However in the coming years, once a particular standard “sticks”, then I would at least want to be talking about what it would take to have the proper infrastructure in place, especially in relation to new construction or major renovations. Infrastructure costs are always cheaper and easier on the front-end of a project vs. retrofitting later.

Would you say the main hurdle to incorporating 3D environments in houses of worship is expecting the congregants to wear glasses- compromising the physical (and spiritual) connection to one another? 

I would agree that the idea of wearing 3D glasses, especially in a church-setting, seems counter to the physical, spiritual, and communal connections churches are seeking to provide. At least for the short-term, I believe the necessity of 3D glasses is a deal-breaker for church applications outside of a specific, special element within a given worship service. Don’t get me wrong, used in the right context, within a worship service, it could be quite powerful. But I believe the glasses are a significant barrier to this becoming mainstream within a church environment beyond a special element within the large service.

Another reality of the hindrance of 3D glasses is that I believe it is one thing to pay to go a movie theatre, sit in long rows, and be entertained. However, to sit in my living room with my family in a horseshoe shape around a TV, and for us to regularly wear 3D glasses, that seems like an entirely different thing. I am not proposing that this might not become more normal over the long-term, but I would contend that UNTIL this becomes more normal at home, it cannot become normal for church.

If and when the technology is finally achieved to allow 3D without glasses, that’s an entirely different situation.

I also believe there is an additional hurdle that isn’t being talked about much yet, especially in the church environment. The discussions of using 3D within a church are coming about as a result of the sudden influx of 3D within film & TV. However, a church is not “most” like film or TV. In terms of ‘entertainment’, church is most like a concert or live theatre. And, to my knowledge, outside of Michael Jackson’s “This Is It” tour, no other major concert or live theatre application has even yet experimented with 3D technology.

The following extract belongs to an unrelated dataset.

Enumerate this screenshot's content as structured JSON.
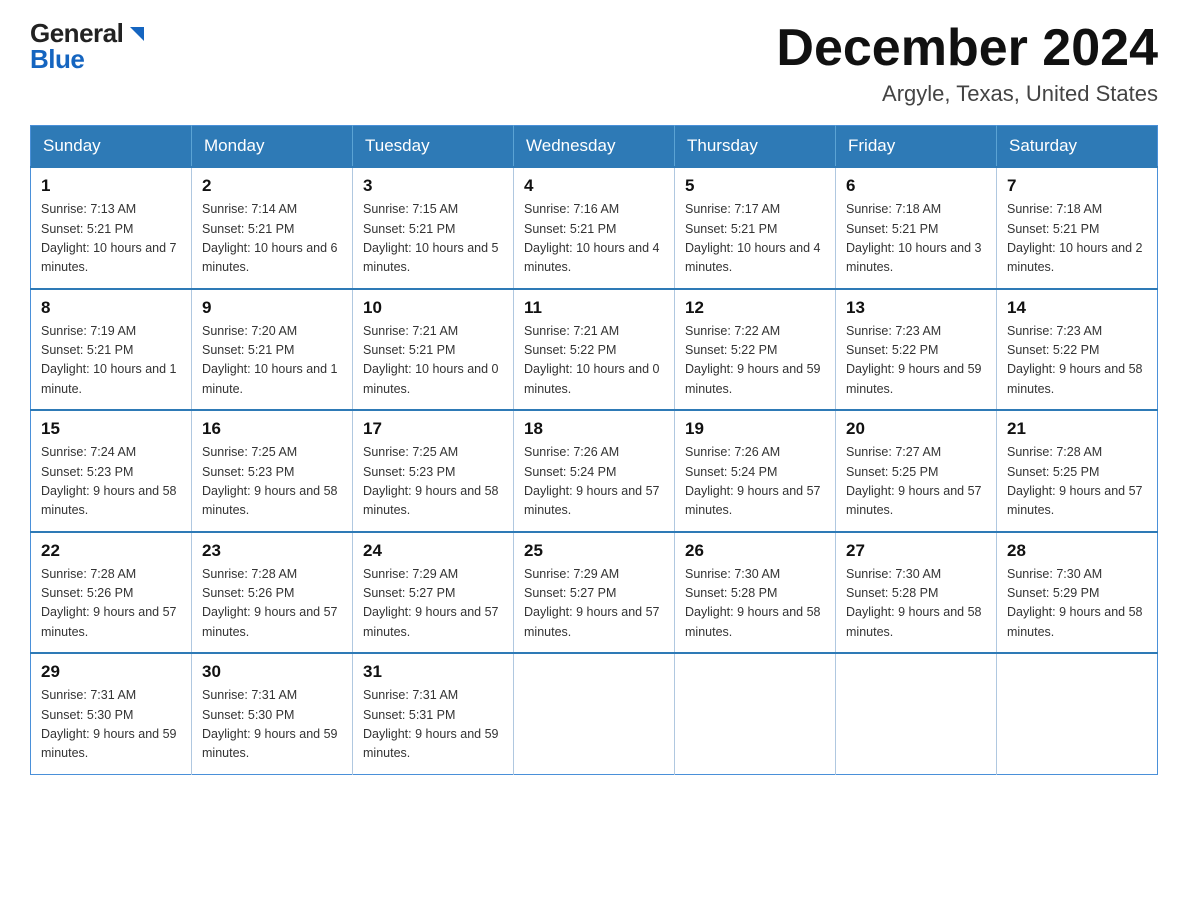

Part of the reason for this is because the issue of “focus” is being confused. In other words, 3D makes sense in film and TV because the only thing an audience is looking at is the screen. 3D enhances the experience on the screen, so why wouldn’t it become popular? However, in concerts and live theatre, as well as churches, the “screen” is secondary (outside of video venues). If I went to a concert that is presented in 3D, I will likely only be watching the screens. But if that’s the case, why have anyone performing on stage? And wouldn’t that be the same for a worship service? I wonder if this is why no one is, as of yet, investing heavily in 3D for concerts or live theatres?

What are effective ways in which small to mid-sized churches should prepare themselves for the coming transitions in media capture and display? 

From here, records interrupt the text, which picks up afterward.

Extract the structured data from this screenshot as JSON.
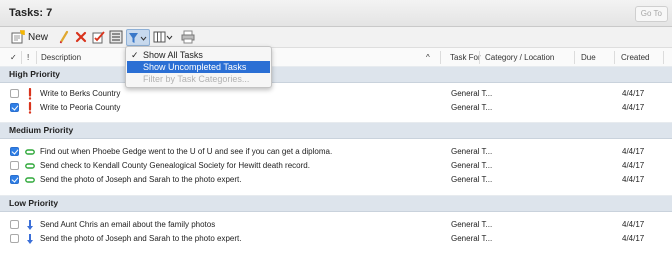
{
  "window": {
    "title": "Tasks: 7",
    "goto_label": "Go To"
  },
  "toolbar": {
    "new_label": "New",
    "buttons": [
      "new-task-icon",
      "edit-pencil-icon",
      "delete-icon",
      "mark-complete-icon",
      "report-icon",
      "filter-icon",
      "columns-icon",
      "print-icon"
    ]
  },
  "columns": {
    "check": "✓",
    "priority": "!",
    "description": "Description",
    "sort_indicator": "^",
    "task_for": "Task For",
    "category": "Category / Location",
    "due": "Due",
    "created": "Created"
  },
  "filter_menu": {
    "items": [
      {
        "check": "✓",
        "label": "Show All Tasks",
        "state": "checked"
      },
      {
        "check": "",
        "label": "Show Uncompleted Tasks",
        "state": "highlighted"
      },
      {
        "check": "",
        "label": "Filter by Task Categories...",
        "state": "disabled"
      }
    ]
  },
  "groups": [
    {
      "label": "High Priority",
      "rows": [
        {
          "checked": false,
          "priority": "high",
          "description": "Write to Berks Country",
          "task_for": "General T...",
          "created": "4/4/17"
        },
        {
          "checked": true,
          "priority": "high",
          "description": "Write to Peoria County",
          "task_for": "General T...",
          "created": "4/4/17"
        }
      ]
    },
    {
      "label": "Medium Priority",
      "rows": [
        {
          "checked": true,
          "priority": "medium",
          "description": "Find out when Phoebe Gedge went to the U of U and see if you can get a diploma.",
          "task_for": "General T...",
          "created": "4/4/17"
        },
        {
          "checked": false,
          "priority": "medium",
          "description": "Send check to Kendall County Genealogical Society for Hewitt death record.",
          "task_for": "General T...",
          "created": "4/4/17"
        },
        {
          "checked": true,
          "priority": "medium",
          "description": "Send the photo of Joseph and Sarah to the photo expert.",
          "task_for": "General T...",
          "created": "4/4/17"
        }
      ]
    },
    {
      "label": "Low Priority",
      "rows": [
        {
          "checked": false,
          "priority": "low",
          "description": "Send Aunt Chris an email about the family photos",
          "task_for": "General T...",
          "created": "4/4/17"
        },
        {
          "checked": false,
          "priority": "low",
          "description": "Send the photo of Joseph and Sarah to the photo expert.",
          "task_for": "General T...",
          "created": "4/4/17"
        }
      ]
    }
  ],
  "colors": {
    "high": "#d9331c",
    "medium": "#2fa83a",
    "low": "#3b6fd8",
    "check_on": "#2f7fe6",
    "menu_highlight": "#2b6fd4",
    "group_band": "#dde4ec"
  }
}
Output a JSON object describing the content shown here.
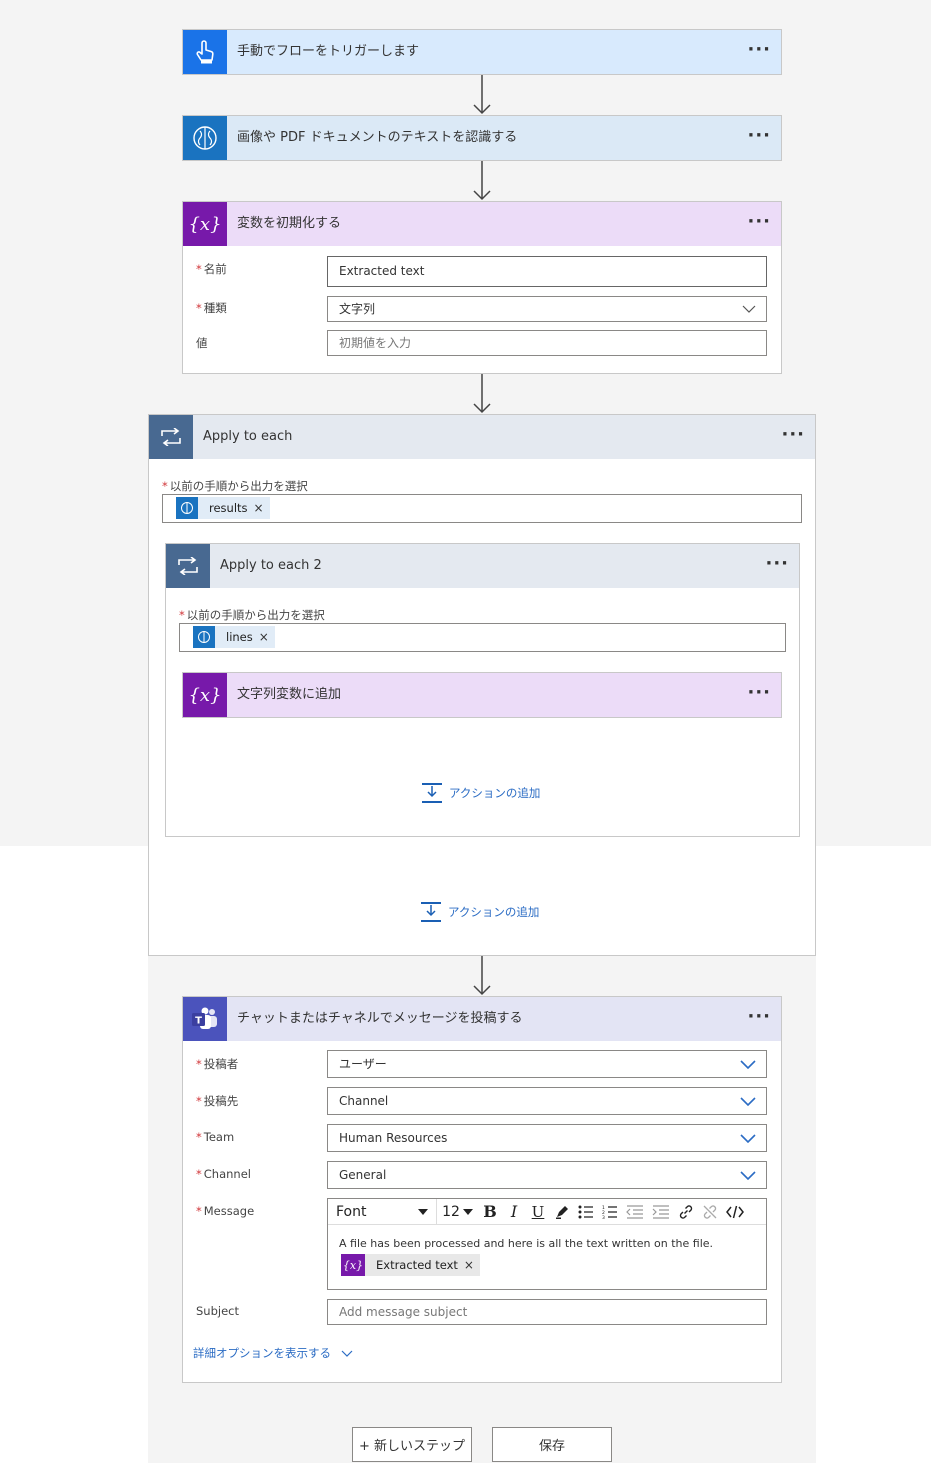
{
  "colors": {
    "trigger_header": "#d8eafd",
    "trigger_icon": "#1a73e8",
    "ai_header": "#dbe9f6",
    "ai_icon": "#1a73c0",
    "variable_header": "#ecdcf8",
    "variable_icon": "#7719aa",
    "loop_header": "#e4e9f0",
    "loop_icon": "#486991",
    "teams_header": "#e3e4f4",
    "teams_icon": "#4b53bc",
    "link": "#2b6cc4",
    "required": "#d13438"
  },
  "more_label": "···",
  "steps": {
    "trigger": {
      "title": "手動でフローをトリガーします",
      "icon": "hand-touch-icon"
    },
    "ocr": {
      "title": "画像や PDF ドキュメントのテキストを認識する",
      "icon": "ai-brain-icon"
    },
    "init_var": {
      "title": "変数を初期化する",
      "icon": "variable-icon",
      "name_label": "名前",
      "name_value": "Extracted text",
      "type_label": "種類",
      "type_value": "文字列",
      "value_label": "値",
      "value_placeholder": "初期値を入力"
    },
    "apply_each": {
      "title": "Apply to each",
      "select_label": "以前の手順から出力を選択",
      "token": "results",
      "add_action": "アクションの追加"
    },
    "apply_each_2": {
      "title": "Apply to each 2",
      "select_label": "以前の手順から出力を選択",
      "token": "lines",
      "add_action": "アクションの追加"
    },
    "append_var": {
      "title": "文字列変数に追加"
    },
    "teams": {
      "title": "チャットまたはチャネルでメッセージを投稿する",
      "poster_label": "投稿者",
      "poster_value": "ユーザー",
      "post_in_label": "投稿先",
      "post_in_value": "Channel",
      "team_label": "Team",
      "team_value": "Human Resources",
      "channel_label": "Channel",
      "channel_value": "General",
      "message_label": "Message",
      "font_label": "Font",
      "font_size": "12",
      "message_text": "A file has been processed and here is all the text written on the file.",
      "message_token": "Extracted text",
      "subject_label": "Subject",
      "subject_placeholder": "Add message subject",
      "advanced_link": "詳細オプションを表示する"
    }
  },
  "footer": {
    "new_step": "+ 新しいステップ",
    "save": "保存"
  }
}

In the short term, people can now experience high quality video in a theatre, in their home, even on their phones. As such, I think it is important to try not to do a lot video in an average way. Focus on doing what you can afford, and what you have time for and do it with excellence. I am fine watching video on an IMAX screen, and I am fine watching video on my phone, as long as the quality is good.

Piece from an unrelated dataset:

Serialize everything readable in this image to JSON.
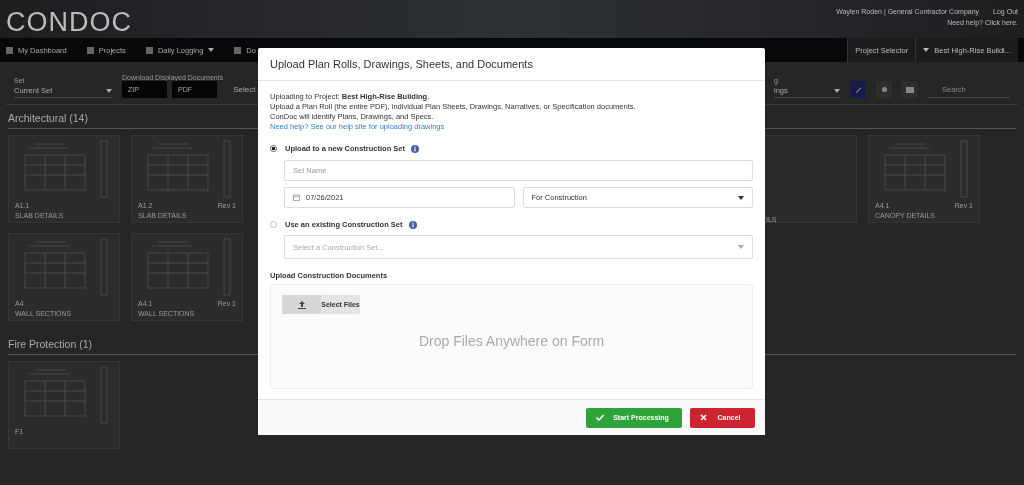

In the long term, I am a big believer in infrastructure. Pay attention to what types of media capture and display have been and will be long-term, and build around those types. In addition, recognize that you have no chance of keeping up with all the transitions, with the latest and greatest. Don’t be discouraged by that reality. Again, do what you can do well, and don’t get caught up in what you can’t do. – See more at: http://www.tfwm.com/0910field#sthash.O9NxB29Y.dpuf